MUMBAI/HONG KONG (Reuters) - India’s Reliance Communications pushed back against Moody’s and Fitch, disagreeing with the ratings agencies’ assessment the mobile phone carrier could struggle to reduce its long-term debt even after completing key asset deals.
RCom said last week it had won a seven-month reprieve from lenders in India on its loan-servicing obligations as it pursues the sale of a stake in its tower company and the merger of its wireless unit with rival Aircel - asset deals that would allow it to cut its $7 billion debt pile by 60 percent.
Moody’s Investors Service and Fitch Ratings said on Tuesday the step constituted a default under their ratings definitions, while warning the company would still have about 200 billion rupees ($3.1 billion) left in debt even if it pulled off the two deals.
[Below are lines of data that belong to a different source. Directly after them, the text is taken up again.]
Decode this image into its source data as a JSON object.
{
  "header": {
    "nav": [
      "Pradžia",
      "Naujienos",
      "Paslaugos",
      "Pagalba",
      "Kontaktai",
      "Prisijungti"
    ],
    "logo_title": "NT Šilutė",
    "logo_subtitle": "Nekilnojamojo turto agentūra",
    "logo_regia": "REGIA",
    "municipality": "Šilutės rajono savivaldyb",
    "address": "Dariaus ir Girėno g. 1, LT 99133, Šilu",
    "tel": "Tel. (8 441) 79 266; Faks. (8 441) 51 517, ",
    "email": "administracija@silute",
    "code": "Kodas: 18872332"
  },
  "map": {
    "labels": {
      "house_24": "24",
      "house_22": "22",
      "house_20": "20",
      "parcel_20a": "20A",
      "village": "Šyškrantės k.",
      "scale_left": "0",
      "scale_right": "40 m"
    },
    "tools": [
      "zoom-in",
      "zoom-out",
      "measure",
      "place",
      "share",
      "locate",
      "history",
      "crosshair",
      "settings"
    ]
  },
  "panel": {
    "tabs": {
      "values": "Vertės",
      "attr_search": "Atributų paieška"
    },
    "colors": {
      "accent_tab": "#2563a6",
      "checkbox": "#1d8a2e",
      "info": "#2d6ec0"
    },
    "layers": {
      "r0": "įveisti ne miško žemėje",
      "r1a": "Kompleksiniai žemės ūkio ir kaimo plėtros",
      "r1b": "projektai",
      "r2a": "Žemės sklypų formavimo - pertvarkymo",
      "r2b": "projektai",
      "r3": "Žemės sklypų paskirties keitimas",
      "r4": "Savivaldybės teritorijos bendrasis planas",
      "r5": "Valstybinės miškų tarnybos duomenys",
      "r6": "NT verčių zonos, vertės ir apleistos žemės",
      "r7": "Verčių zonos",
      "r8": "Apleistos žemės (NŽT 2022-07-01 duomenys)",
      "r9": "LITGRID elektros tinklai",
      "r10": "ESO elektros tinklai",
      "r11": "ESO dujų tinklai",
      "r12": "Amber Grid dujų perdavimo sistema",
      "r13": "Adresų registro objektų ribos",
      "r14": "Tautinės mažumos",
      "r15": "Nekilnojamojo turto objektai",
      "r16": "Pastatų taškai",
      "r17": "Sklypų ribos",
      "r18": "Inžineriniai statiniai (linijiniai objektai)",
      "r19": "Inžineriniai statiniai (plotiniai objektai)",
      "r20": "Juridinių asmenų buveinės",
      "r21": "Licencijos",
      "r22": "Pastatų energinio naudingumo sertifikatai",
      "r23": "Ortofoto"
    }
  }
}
The ratings agencies reinforced market doubts about RCom’s long-term debt, and its ability to pull off the two deals, sending shares down 4 percent.
Bonds due 2020 recouped some losses but were still down half a point to 70/73 cents on the dollar. They have lost about a third of their value since mid-May.
“We respectfully disagree with the recent rating actions by both these agencies, and believe that these rating actions do not reflect the servicing track record of the Company,” RCom said in a statement.
“The rating agencies have not given due credit to the advanced stage of the corporate transactions.”
RCom added it had met its coupon payments on the 6.5 percent bonds maturing in November 2020, while noting it was “fully current in servicing.”
RCom Chairman Anil Ambani has said the company may pursue options including sale of a stake in its undersea cable unit to further cut debt.
Costly airwave auctions had bruised India’s telecom sector, but it was a price war triggered by the arrival last year of Reliance Jio Infocomm Ltd, run by Anil’s elder brother and India’s richest man, that brought the sector to its knees.
RCom is under pressure to show progress as it seeks to sell a 51 percent stake in its mobile towers unit to Canada’s Brookfield Infrastructure Group for 110 billion rupees. It will own 50 percent of the mobile joint venture company to be called AirCom after merging its wireless business with rival Aircel.
The company has said it will complete those two deals by Sept. 30 after getting necessary approvals.
Fitch cast doubt on whether RCom would be able to even accomplish those two deals, highlighting the “weakening cash generation” in the Indian wireless sector and warning about RCom’s cash flow.
Other market players were also sceptical.
“We have started sharpening our pencils on the situation. My gut feeling is those two are not done deals,” said a distressed-debt investor, who requested anonymity, citing the sensitivity of the matter.
Failure to clinch the deals could see lenders acquire control of RCom by converting part of their loans to equity, raising alarm among bondholders, amid persistent doubts about its long-term debt levels.
“We have been getting calls from Chinese banks who have exposure to Reliance Communications and want to get rid of it,” said a banker who offloaded debt exposure to the company in 2016 and took a ‘haircut’ of 10 cents on the dollar in the process.
It was not immediately known how much RCom owes the Chinese banks. In 2012, Chinese state banks agreed to lend $1.18 billion to the company.
($1 = 64.4675 Indian rupees)
Reporting by Sankalp Phartiyal and Umesh Desai; Additional reporting by Swati Bhat; Writing by Devidutta Tripathy; Editing by Muralikumar Anantharaman and Keith Weir